> [What to produce] Check each line of the entries below for the word "ChouhanShivraj", and copy out the ones that have it.

(Recorded information Opens)

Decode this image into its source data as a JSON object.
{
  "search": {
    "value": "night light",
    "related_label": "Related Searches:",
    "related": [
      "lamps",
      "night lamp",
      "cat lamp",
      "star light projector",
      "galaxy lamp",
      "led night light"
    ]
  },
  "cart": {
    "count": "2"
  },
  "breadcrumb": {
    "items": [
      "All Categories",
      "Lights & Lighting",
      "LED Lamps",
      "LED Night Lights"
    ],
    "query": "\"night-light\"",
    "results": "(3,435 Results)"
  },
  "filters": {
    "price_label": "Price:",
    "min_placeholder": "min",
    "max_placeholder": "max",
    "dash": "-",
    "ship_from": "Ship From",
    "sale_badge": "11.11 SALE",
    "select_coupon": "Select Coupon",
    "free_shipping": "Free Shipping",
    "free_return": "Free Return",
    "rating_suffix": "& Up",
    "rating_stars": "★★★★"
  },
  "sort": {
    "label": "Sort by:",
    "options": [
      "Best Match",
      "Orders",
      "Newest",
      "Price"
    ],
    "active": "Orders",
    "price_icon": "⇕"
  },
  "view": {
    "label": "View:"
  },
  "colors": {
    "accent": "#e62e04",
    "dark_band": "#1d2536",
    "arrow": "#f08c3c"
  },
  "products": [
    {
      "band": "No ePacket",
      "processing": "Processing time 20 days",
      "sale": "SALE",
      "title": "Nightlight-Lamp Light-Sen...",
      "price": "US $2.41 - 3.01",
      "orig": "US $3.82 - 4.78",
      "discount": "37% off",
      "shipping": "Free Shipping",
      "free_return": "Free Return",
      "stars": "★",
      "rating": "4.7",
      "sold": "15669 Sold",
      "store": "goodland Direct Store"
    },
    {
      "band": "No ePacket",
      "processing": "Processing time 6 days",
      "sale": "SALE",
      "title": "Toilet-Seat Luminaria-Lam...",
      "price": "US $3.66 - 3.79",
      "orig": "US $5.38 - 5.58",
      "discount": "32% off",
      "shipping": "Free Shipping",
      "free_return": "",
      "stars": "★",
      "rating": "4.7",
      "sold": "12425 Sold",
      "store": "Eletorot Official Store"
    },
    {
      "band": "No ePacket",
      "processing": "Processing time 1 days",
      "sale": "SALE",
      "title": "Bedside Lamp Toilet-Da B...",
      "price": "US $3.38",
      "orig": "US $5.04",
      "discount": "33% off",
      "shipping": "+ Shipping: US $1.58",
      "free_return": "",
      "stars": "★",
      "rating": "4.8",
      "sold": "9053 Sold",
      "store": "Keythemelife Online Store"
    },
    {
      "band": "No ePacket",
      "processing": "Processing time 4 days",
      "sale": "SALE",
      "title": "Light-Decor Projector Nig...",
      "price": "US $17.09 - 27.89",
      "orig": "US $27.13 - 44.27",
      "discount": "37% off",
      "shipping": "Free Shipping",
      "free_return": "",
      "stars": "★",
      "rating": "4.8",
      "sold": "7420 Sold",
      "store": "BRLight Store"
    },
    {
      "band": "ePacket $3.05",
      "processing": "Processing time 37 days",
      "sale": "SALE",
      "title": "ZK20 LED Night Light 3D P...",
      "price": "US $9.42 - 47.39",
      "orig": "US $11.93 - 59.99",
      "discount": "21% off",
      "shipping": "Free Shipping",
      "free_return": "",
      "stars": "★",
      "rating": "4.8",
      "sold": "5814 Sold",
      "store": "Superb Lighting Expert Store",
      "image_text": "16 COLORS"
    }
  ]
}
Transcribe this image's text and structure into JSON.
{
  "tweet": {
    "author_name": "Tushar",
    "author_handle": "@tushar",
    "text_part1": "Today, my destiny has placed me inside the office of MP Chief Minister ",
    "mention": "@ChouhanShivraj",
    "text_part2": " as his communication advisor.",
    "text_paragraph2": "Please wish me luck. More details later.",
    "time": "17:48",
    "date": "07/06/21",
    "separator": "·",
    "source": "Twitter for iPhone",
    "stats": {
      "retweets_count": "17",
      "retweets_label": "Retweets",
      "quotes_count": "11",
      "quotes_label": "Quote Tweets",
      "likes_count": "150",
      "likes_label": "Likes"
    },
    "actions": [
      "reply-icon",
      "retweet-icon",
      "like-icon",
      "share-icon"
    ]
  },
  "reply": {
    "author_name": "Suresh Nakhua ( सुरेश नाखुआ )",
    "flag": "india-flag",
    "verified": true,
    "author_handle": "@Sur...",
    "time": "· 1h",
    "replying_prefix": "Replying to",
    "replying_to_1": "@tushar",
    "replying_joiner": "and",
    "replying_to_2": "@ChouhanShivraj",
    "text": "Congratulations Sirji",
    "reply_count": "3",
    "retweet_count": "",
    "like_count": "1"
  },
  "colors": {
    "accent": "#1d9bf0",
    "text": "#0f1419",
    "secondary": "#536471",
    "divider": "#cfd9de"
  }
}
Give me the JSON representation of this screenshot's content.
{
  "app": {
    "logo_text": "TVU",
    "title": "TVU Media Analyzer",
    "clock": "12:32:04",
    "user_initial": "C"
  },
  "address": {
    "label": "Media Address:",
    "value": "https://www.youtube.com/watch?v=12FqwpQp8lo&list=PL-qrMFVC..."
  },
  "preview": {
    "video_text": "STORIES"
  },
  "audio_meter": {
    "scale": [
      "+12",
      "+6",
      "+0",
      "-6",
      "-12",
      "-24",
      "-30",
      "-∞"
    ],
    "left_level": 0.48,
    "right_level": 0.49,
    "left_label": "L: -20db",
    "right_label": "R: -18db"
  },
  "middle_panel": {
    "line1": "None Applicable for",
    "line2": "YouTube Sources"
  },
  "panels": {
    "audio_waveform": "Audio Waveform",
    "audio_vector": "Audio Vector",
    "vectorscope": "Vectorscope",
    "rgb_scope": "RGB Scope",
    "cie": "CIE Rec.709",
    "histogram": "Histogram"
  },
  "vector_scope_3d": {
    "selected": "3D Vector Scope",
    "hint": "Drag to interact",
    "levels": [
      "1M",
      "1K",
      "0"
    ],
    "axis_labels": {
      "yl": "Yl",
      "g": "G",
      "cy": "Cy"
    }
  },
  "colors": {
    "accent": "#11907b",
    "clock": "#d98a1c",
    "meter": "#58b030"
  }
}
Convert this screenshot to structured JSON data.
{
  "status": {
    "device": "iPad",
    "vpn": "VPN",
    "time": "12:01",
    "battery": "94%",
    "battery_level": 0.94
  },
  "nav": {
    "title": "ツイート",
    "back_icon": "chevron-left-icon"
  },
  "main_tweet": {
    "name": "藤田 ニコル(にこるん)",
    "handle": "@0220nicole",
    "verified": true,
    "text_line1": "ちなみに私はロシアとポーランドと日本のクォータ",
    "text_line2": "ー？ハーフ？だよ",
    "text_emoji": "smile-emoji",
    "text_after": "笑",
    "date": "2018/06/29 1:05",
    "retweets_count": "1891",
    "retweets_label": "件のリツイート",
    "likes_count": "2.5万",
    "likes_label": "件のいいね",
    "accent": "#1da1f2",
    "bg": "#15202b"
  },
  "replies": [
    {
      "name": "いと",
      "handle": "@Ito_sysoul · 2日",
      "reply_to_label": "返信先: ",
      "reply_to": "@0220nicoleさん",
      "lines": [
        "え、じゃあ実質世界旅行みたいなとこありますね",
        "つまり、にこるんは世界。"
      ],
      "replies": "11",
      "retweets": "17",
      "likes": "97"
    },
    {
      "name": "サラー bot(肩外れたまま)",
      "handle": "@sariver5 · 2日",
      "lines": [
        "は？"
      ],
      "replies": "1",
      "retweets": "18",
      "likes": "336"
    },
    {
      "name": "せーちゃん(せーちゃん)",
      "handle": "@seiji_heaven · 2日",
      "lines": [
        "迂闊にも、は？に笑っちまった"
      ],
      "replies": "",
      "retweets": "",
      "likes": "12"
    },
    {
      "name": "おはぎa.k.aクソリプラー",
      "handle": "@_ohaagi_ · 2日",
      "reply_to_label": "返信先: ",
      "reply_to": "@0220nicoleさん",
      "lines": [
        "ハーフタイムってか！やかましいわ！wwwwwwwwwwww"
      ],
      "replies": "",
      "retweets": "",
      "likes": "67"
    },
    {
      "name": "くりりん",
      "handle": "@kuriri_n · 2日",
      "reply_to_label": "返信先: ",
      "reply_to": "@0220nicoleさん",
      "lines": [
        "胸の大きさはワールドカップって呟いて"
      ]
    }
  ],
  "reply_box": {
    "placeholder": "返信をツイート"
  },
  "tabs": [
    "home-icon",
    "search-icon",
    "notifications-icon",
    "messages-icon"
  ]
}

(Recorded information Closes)

> [Task response]
    "mention": "@ChouhanShivraj",
    "replying_to_2": "@ChouhanShivraj",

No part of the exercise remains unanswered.